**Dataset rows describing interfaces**
################

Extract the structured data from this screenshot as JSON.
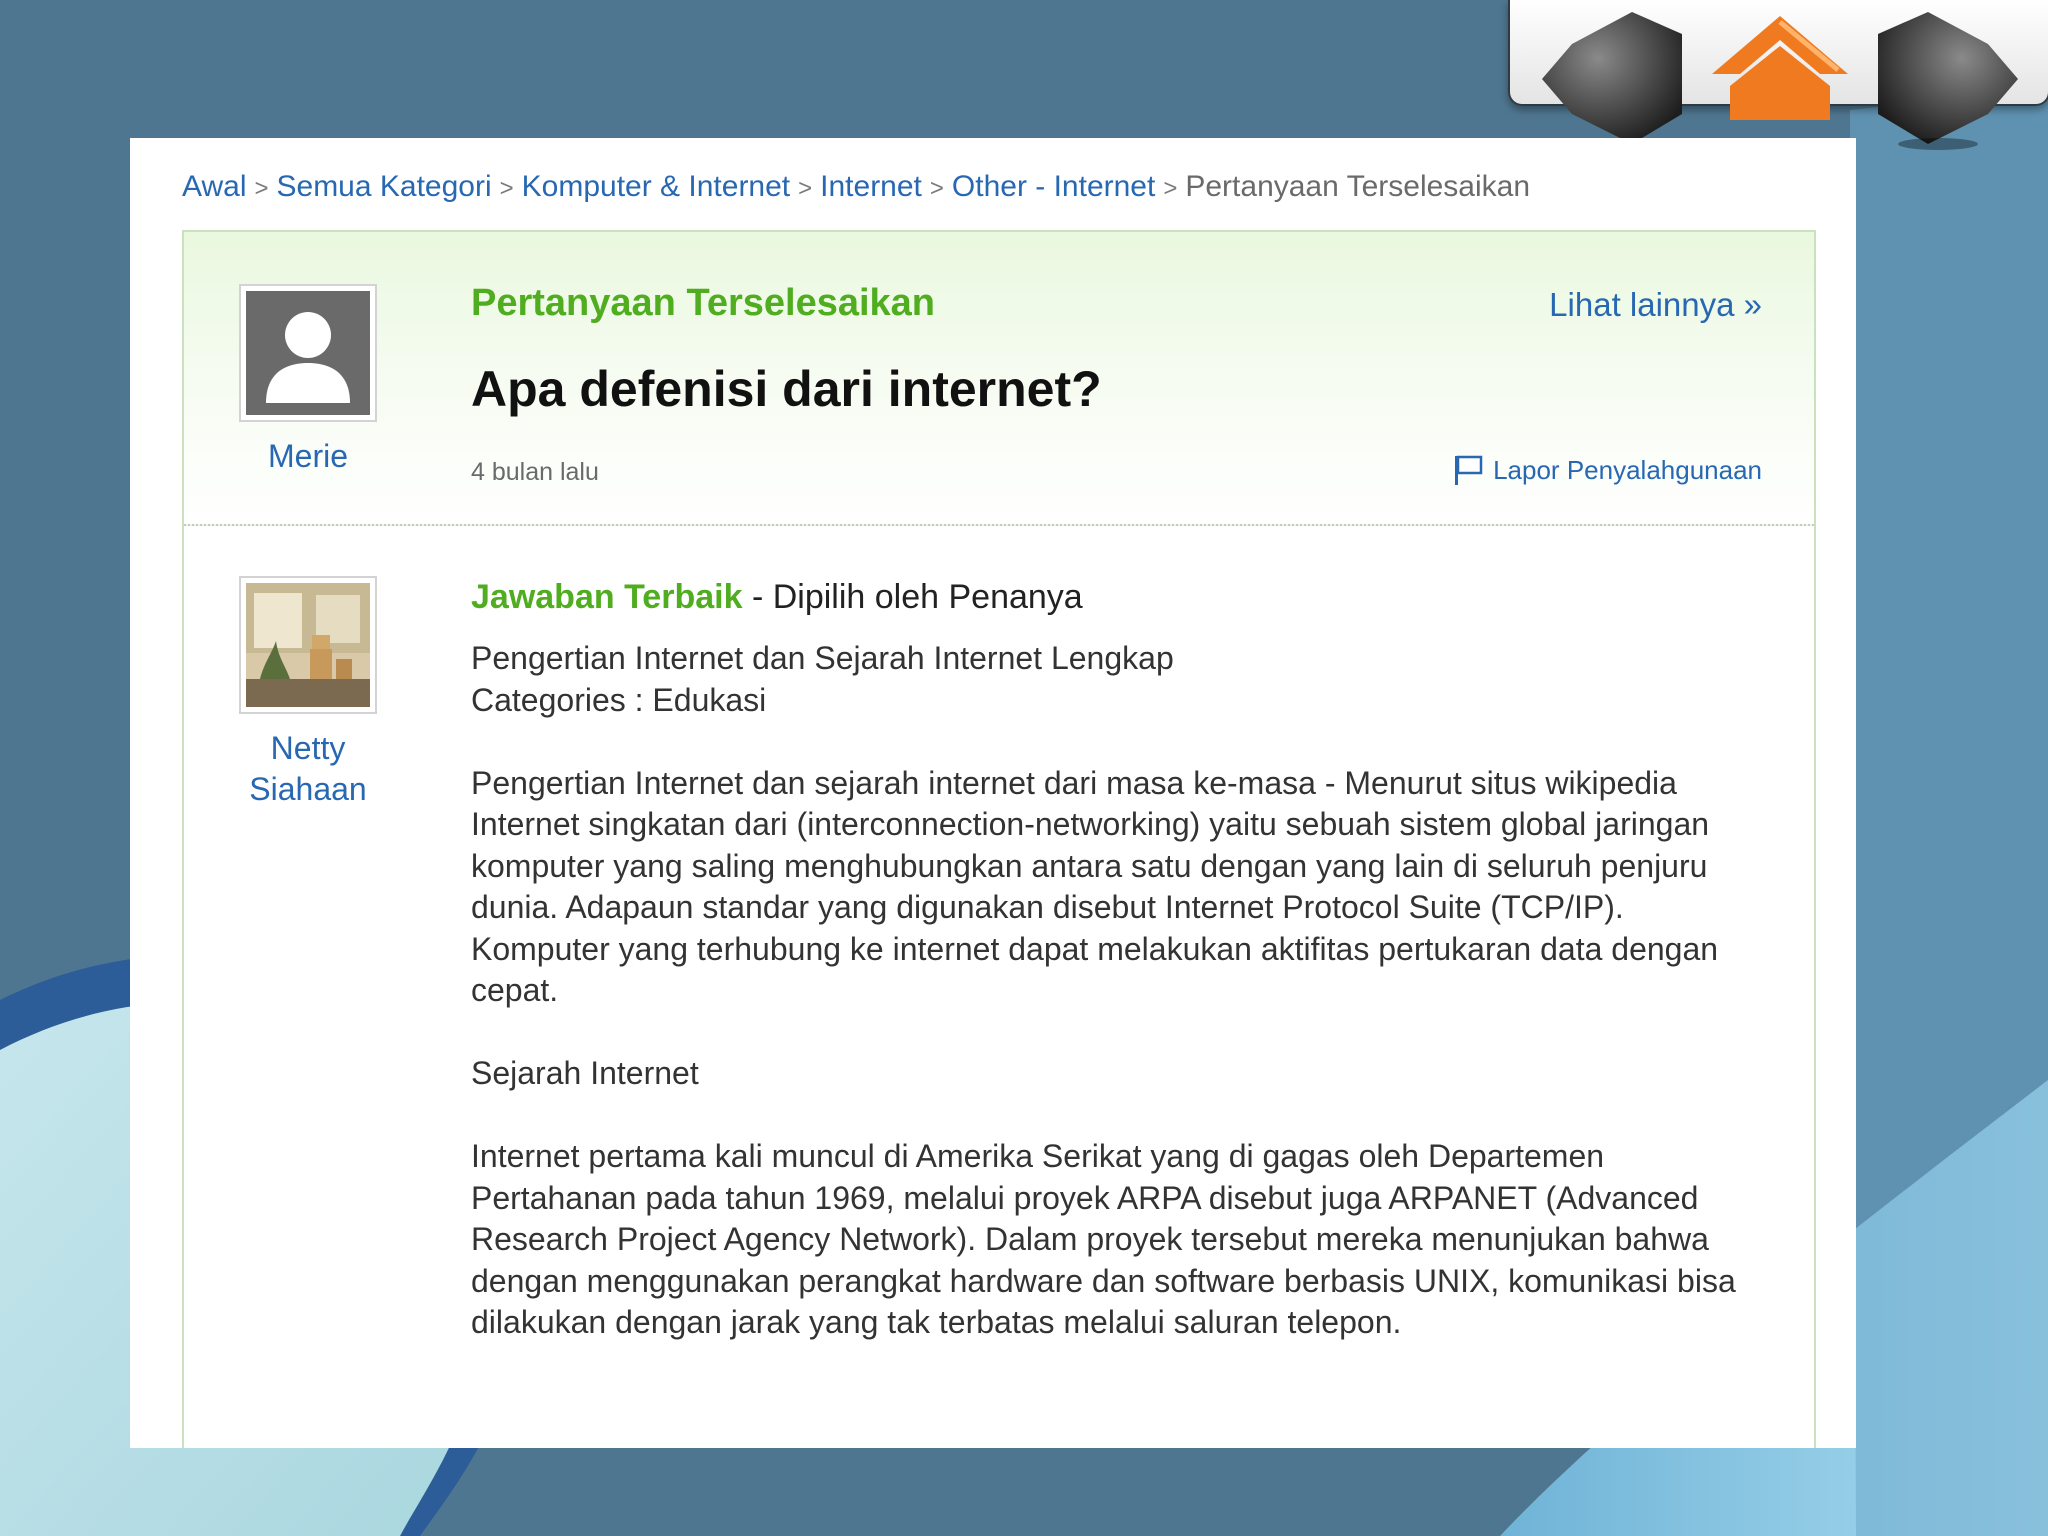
{
  "breadcrumb": {
    "items": [
      "Awal",
      "Semua Kategori",
      "Komputer & Internet",
      "Internet",
      "Other - Internet"
    ],
    "current": "Pertanyaan Terselesaikan",
    "separator": ">"
  },
  "question": {
    "status": "Pertanyaan Terselesaikan",
    "see_more": "Lihat lainnya »",
    "title": "Apa defenisi dari internet?",
    "asker": "Merie",
    "time": "4 bulan lalu",
    "report": "Lapor Penyalahgunaan"
  },
  "answer": {
    "best_label": "Jawaban Terbaik",
    "chosen_by": " - Dipilih oleh Penanya",
    "answerer_line1": "Netty",
    "answerer_line2": "Siahaan",
    "line1": "Pengertian Internet dan Sejarah Internet Lengkap",
    "line2": "Categories : Edukasi",
    "paragraph1": "Pengertian Internet dan sejarah internet dari masa ke-masa - Menurut situs wikipedia Internet singkatan dari (interconnection-networking) yaitu sebuah sistem global jaringan komputer yang saling menghubungkan antara satu dengan yang lain di seluruh penjuru dunia. Adapaun standar yang digunakan disebut Internet Protocol Suite (TCP/IP). Komputer yang terhubung ke internet dapat melakukan aktifitas pertukaran data dengan cepat.",
    "heading": "Sejarah Internet",
    "paragraph2": "Internet pertama kali muncul di Amerika Serikat yang di gagas oleh Departemen Pertahanan pada tahun 1969, melalui proyek ARPA disebut juga ARPANET (Advanced Research Project Agency Network). Dalam proyek tersebut mereka menunjukan bahwa dengan menggunakan perangkat hardware dan software berbasis UNIX, komunikasi bisa dilakukan dengan jarak yang tak terbatas melalui saluran telepon."
  },
  "colors": {
    "link": "#2868b2",
    "green": "#4fad1f",
    "slide_bg": "#4f7690",
    "nav_orange": "#f07a1f"
  }
}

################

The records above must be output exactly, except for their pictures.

Extract the structured data from this screenshot as JSON.
{
  "breadcrumb": {
    "items": [
      "Awal",
      "Semua Kategori",
      "Komputer & Internet",
      "Internet",
      "Other - Internet"
    ],
    "current": "Pertanyaan Terselesaikan",
    "separator": ">"
  },
  "question": {
    "status": "Pertanyaan Terselesaikan",
    "see_more": "Lihat lainnya »",
    "title": "Apa defenisi dari internet?",
    "asker": "Merie",
    "time": "4 bulan lalu",
    "report": "Lapor Penyalahgunaan"
  },
  "answer": {
    "best_label": "Jawaban Terbaik",
    "chosen_by": " - Dipilih oleh Penanya",
    "answerer_line1": "Netty",
    "answerer_line2": "Siahaan",
    "line1": "Pengertian Internet dan Sejarah Internet Lengkap",
    "line2": "Categories : Edukasi",
    "paragraph1": "Pengertian Internet dan sejarah internet dari masa ke-masa - Menurut situs wikipedia Internet singkatan dari (interconnection-networking) yaitu sebuah sistem global jaringan komputer yang saling menghubungkan antara satu dengan yang lain di seluruh penjuru dunia. Adapaun standar yang digunakan disebut Internet Protocol Suite (TCP/IP). Komputer yang terhubung ke internet dapat melakukan aktifitas pertukaran data dengan cepat.",
    "heading": "Sejarah Internet",
    "paragraph2": "Internet pertama kali muncul di Amerika Serikat yang di gagas oleh Departemen Pertahanan pada tahun 1969, melalui proyek ARPA disebut juga ARPANET (Advanced Research Project Agency Network). Dalam proyek tersebut mereka menunjukan bahwa dengan menggunakan perangkat hardware dan software berbasis UNIX, komunikasi bisa dilakukan dengan jarak yang tak terbatas melalui saluran telepon."
  },
  "colors": {
    "link": "#2868b2",
    "green": "#4fad1f",
    "slide_bg": "#4f7690",
    "nav_orange": "#f07a1f"
  }
}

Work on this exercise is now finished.